+++ Supplied records +++

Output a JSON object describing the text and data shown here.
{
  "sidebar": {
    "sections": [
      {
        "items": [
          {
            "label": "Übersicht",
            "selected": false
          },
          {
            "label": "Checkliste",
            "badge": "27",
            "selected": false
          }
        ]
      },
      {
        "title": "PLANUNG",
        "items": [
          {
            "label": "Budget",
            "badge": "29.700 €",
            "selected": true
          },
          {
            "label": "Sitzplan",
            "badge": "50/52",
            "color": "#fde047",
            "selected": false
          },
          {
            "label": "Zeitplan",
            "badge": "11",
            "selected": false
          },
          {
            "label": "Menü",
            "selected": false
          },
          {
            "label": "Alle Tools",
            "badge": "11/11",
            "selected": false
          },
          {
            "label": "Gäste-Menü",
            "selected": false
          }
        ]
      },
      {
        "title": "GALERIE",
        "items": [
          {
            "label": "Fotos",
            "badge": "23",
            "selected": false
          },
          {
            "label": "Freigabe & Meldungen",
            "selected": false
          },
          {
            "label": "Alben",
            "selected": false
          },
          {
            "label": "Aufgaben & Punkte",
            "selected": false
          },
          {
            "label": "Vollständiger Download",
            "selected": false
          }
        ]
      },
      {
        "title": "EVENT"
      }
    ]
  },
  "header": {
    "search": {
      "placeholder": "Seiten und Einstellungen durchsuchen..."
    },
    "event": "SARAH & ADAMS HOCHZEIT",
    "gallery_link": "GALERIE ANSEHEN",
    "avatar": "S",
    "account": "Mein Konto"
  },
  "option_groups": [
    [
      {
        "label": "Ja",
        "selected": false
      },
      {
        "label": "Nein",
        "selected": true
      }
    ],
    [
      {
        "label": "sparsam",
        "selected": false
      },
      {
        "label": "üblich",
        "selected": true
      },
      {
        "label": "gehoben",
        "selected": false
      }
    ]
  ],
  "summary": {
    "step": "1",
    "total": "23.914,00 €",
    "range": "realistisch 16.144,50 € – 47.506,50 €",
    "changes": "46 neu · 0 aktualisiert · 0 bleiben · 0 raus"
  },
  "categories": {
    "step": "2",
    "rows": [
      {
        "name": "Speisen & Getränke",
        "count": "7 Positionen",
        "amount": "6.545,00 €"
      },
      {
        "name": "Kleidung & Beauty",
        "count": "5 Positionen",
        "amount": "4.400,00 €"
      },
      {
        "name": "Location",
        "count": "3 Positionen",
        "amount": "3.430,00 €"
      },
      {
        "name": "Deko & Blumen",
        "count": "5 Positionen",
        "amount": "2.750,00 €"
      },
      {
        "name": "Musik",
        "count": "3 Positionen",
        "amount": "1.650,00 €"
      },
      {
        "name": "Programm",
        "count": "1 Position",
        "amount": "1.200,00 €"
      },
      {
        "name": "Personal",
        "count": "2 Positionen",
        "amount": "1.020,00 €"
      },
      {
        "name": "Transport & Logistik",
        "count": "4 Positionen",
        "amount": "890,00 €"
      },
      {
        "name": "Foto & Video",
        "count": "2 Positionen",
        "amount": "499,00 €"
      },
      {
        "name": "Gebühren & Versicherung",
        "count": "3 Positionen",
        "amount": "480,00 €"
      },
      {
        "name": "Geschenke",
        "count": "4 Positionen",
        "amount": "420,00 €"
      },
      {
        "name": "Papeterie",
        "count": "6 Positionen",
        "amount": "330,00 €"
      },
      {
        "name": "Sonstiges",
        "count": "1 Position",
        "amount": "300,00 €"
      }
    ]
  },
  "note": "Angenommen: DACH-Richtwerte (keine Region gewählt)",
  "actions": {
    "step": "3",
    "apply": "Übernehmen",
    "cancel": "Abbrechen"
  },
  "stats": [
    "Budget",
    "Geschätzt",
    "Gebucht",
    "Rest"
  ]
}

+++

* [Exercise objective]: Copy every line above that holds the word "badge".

* [Final answer]:
            "badge": "27",
            "badge": "29.700 €",
            "badge": "50/52",
            "badge": "11",
            "badge": "11/11",
            "badge": "23",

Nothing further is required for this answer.